He yarns about last years transat and some of the characters he met, and mentions that he's upgrading his standing rigging to 10mm stainless. His is a 40-foot steel meanie, a tough boat but 10mm? That's gonzo rigging. He tells of meeting a boat that had been in the wars, a 45 footer, steel and with a curiously kinked mast. They were, he said eccentric in their habits: it had a center cockpit (center cockpits are higher than aft cockpits) which they thought a perfect place to stow a 60 gallon fuel container. (Only do the stability sums on this if on the heads.) And it was a mess - lots of loose stuff lying around within.
None of which suggested for a happy outcome when they hit heavy weather trying the North West Passage. Somewhat beaten up, the crew decided to leave it in the microchip hands of the auto-pilot and retire below.
They were pitchpoled through 360 degrees.

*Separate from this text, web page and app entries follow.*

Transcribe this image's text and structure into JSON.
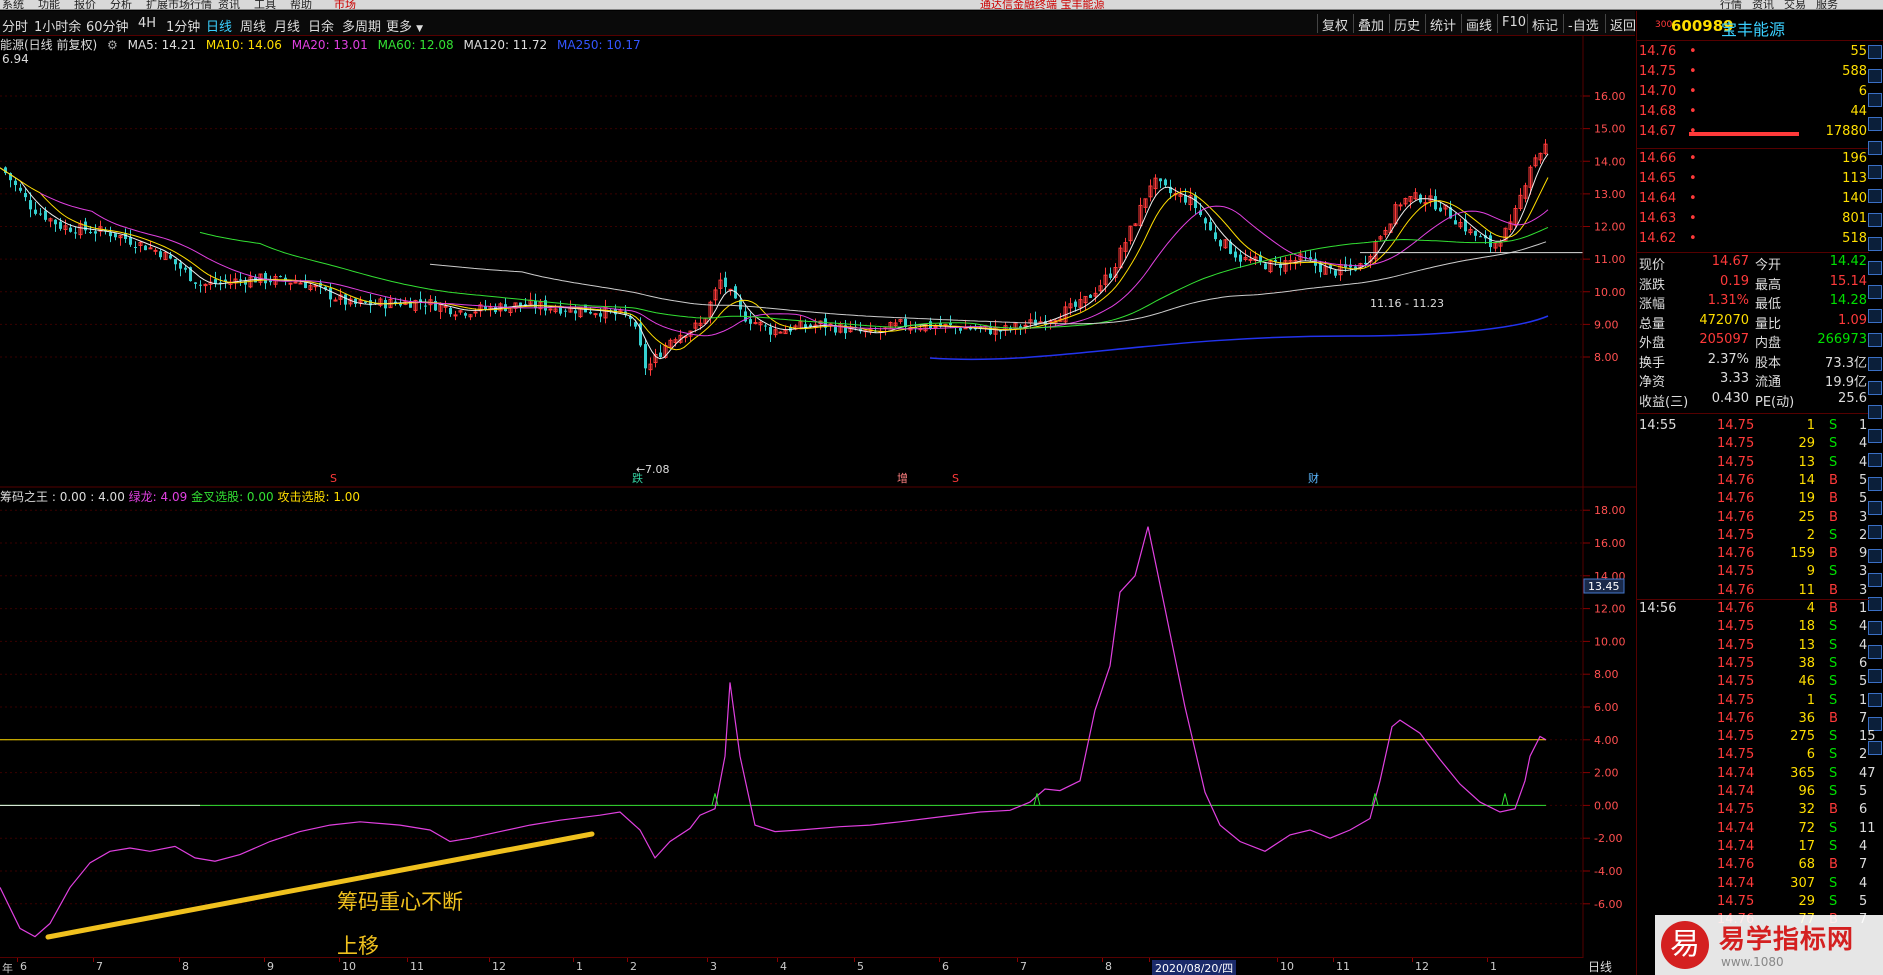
{
  "menu": {
    "items": [
      "系统",
      "功能",
      "报价",
      "分析",
      "扩展市场行情",
      "资讯",
      "工具",
      "帮助",
      "市场"
    ],
    "window_title": "通达信金融终端 宝丰能源",
    "right_buttons": [
      "行情",
      "资讯",
      "交易",
      "服务"
    ]
  },
  "toolbar": {
    "periods": [
      "分时",
      "1小时余",
      "60分钟",
      "4H",
      "1分钟",
      "日线",
      "周线",
      "月线",
      "日余",
      "多周期",
      "更多"
    ],
    "active": "日线",
    "right_buttons": [
      "复权",
      "叠加",
      "历史",
      "统计",
      "画线",
      "F10",
      "标记",
      "-自选",
      "返回"
    ]
  },
  "ma_line": {
    "name": "能源(日线 前复权)",
    "ma5": "MA5: 14.21",
    "ma10": "MA10: 14.06",
    "ma20": "MA20: 13.01",
    "ma60": "MA60: 12.08",
    "ma120": "MA120: 11.72",
    "ma250": "MA250: 10.17",
    "top_value": "6.94"
  },
  "main_chart": {
    "y_ticks": [
      "16.00",
      "15.00",
      "14.00",
      "13.00",
      "12.00",
      "11.00",
      "10.00",
      "9.00",
      "8.00"
    ],
    "low_label": "7.08",
    "range_label": "11.16 - 11.23",
    "events": [
      {
        "label": "S",
        "color": "#ff3a3a"
      },
      {
        "label": "跌",
        "color": "#33d1a0"
      },
      {
        "label": "增",
        "color": "#ff8080"
      },
      {
        "label": "S",
        "color": "#ff3a3a"
      },
      {
        "label": "财",
        "color": "#5cb8ff"
      }
    ]
  },
  "indicator": {
    "name": "筹码之王",
    "v1": ": 0.00",
    "v2": ": 4.00",
    "green_dragon": "绿龙: 4.09",
    "golden_cross": "金叉选股: 0.00",
    "attack": "攻击选股: 1.00",
    "y_ticks": [
      "18.00",
      "16.00",
      "14.00",
      "12.00",
      "10.00",
      "8.00",
      "6.00",
      "4.00",
      "2.00",
      "0.00",
      "-2.00",
      "-4.00",
      "-6.00"
    ],
    "current_marker": "13.45",
    "annotation_line1": "筹码重心不断",
    "annotation_line2": "上移"
  },
  "x_axis": {
    "labels": [
      "年",
      "6",
      "7",
      "8",
      "9",
      "10",
      "11",
      "12",
      "1",
      "2",
      "3",
      "4",
      "5",
      "6",
      "7",
      "8",
      "2020/08/20/四",
      "10",
      "11",
      "12",
      "1"
    ],
    "period_label": "日线"
  },
  "quote": {
    "code": "600989",
    "name": "宝丰能源",
    "prefix": "300",
    "asks": [
      {
        "price": "14.76",
        "vol": "55"
      },
      {
        "price": "14.75",
        "vol": "588"
      },
      {
        "price": "14.70",
        "vol": "6"
      },
      {
        "price": "14.68",
        "vol": "44"
      },
      {
        "price": "14.67",
        "vol": "17880"
      }
    ],
    "bids": [
      {
        "price": "14.66",
        "vol": "196"
      },
      {
        "price": "14.65",
        "vol": "113"
      },
      {
        "price": "14.64",
        "vol": "140"
      },
      {
        "price": "14.63",
        "vol": "801"
      },
      {
        "price": "14.62",
        "vol": "518"
      }
    ],
    "stats": [
      {
        "k1": "现价",
        "v1": "14.67",
        "c1": "#ff3a3a",
        "k2": "今开",
        "v2": "14.42",
        "c2": "#00e000"
      },
      {
        "k1": "涨跌",
        "v1": "0.19",
        "c1": "#ff3a3a",
        "k2": "最高",
        "v2": "15.14",
        "c2": "#ff3a3a"
      },
      {
        "k1": "涨幅",
        "v1": "1.31%",
        "c1": "#ff3a3a",
        "k2": "最低",
        "v2": "14.28",
        "c2": "#00e000"
      },
      {
        "k1": "总量",
        "v1": "472070",
        "c1": "#ffde00",
        "k2": "量比",
        "v2": "1.09",
        "c2": "#ff3a3a"
      },
      {
        "k1": "外盘",
        "v1": "205097",
        "c1": "#ff3a3a",
        "k2": "内盘",
        "v2": "266973",
        "c2": "#00e000"
      },
      {
        "k1": "换手",
        "v1": "2.37%",
        "c1": "#ddd",
        "k2": "股本",
        "v2": "73.3亿",
        "c2": "#ddd"
      },
      {
        "k1": "净资",
        "v1": "3.33",
        "c1": "#ddd",
        "k2": "流通",
        "v2": "19.9亿",
        "c2": "#ddd"
      },
      {
        "k1": "收益(三)",
        "v1": "0.430",
        "c1": "#ddd",
        "k2": "PE(动)",
        "v2": "25.6",
        "c2": "#ddd"
      }
    ],
    "ticks_time1": "14:55",
    "ticks_time2": "14:56",
    "ticks": [
      {
        "p": "14.75",
        "v": "1",
        "s": "S",
        "n": "1"
      },
      {
        "p": "14.75",
        "v": "29",
        "s": "S",
        "n": "4"
      },
      {
        "p": "14.75",
        "v": "13",
        "s": "S",
        "n": "4"
      },
      {
        "p": "14.76",
        "v": "14",
        "s": "B",
        "n": "5"
      },
      {
        "p": "14.76",
        "v": "19",
        "s": "B",
        "n": "5"
      },
      {
        "p": "14.76",
        "v": "25",
        "s": "B",
        "n": "3"
      },
      {
        "p": "14.75",
        "v": "2",
        "s": "S",
        "n": "2"
      },
      {
        "p": "14.76",
        "v": "159",
        "s": "B",
        "n": "9"
      },
      {
        "p": "14.75",
        "v": "9",
        "s": "S",
        "n": "3"
      },
      {
        "p": "14.76",
        "v": "11",
        "s": "B",
        "n": "3"
      },
      {
        "p": "14.76",
        "v": "4",
        "s": "B",
        "n": "1"
      },
      {
        "p": "14.75",
        "v": "18",
        "s": "S",
        "n": "4"
      },
      {
        "p": "14.75",
        "v": "13",
        "s": "S",
        "n": "4"
      },
      {
        "p": "14.75",
        "v": "38",
        "s": "S",
        "n": "6"
      },
      {
        "p": "14.75",
        "v": "46",
        "s": "S",
        "n": "5"
      },
      {
        "p": "14.75",
        "v": "1",
        "s": "S",
        "n": "1"
      },
      {
        "p": "14.76",
        "v": "36",
        "s": "B",
        "n": "7"
      },
      {
        "p": "14.75",
        "v": "275",
        "s": "S",
        "n": "15"
      },
      {
        "p": "14.75",
        "v": "6",
        "s": "S",
        "n": "2"
      },
      {
        "p": "14.74",
        "v": "365",
        "s": "S",
        "n": "47"
      },
      {
        "p": "14.74",
        "v": "96",
        "s": "S",
        "n": "5"
      },
      {
        "p": "14.75",
        "v": "32",
        "s": "B",
        "n": "6"
      },
      {
        "p": "14.74",
        "v": "72",
        "s": "S",
        "n": "11"
      },
      {
        "p": "14.74",
        "v": "17",
        "s": "S",
        "n": "4"
      },
      {
        "p": "14.76",
        "v": "68",
        "s": "B",
        "n": "7"
      },
      {
        "p": "14.74",
        "v": "307",
        "s": "S",
        "n": "4"
      },
      {
        "p": "14.75",
        "v": "29",
        "s": "S",
        "n": "5"
      },
      {
        "p": "14.76",
        "v": "77",
        "s": "B",
        "n": "7"
      }
    ]
  },
  "watermark": {
    "logo_char": "易",
    "site_name": "易学指标网",
    "site_url": "www.1080"
  }
}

The deck was swept clean - bolted, strapped or lashed down, didn't matter. Gone. The inside went mental as crew, galley contents and kit were tumbled about in reckless abandon. However, as well-found boats will she came upright, her rig standing but her mast kinked. The secret of the rig's survival? The skipper puts it down to the well-set up 10mm standing rigging. My mate will be spending his spring re-rigging his cutter with 10mm stainless in anticipation of his circumnavigation. He has invited me down for a 'catch-up'. I suspect much of that catch up will be in form of sitting in a bosun's chair hauling 10mm up the masthead on gantlines....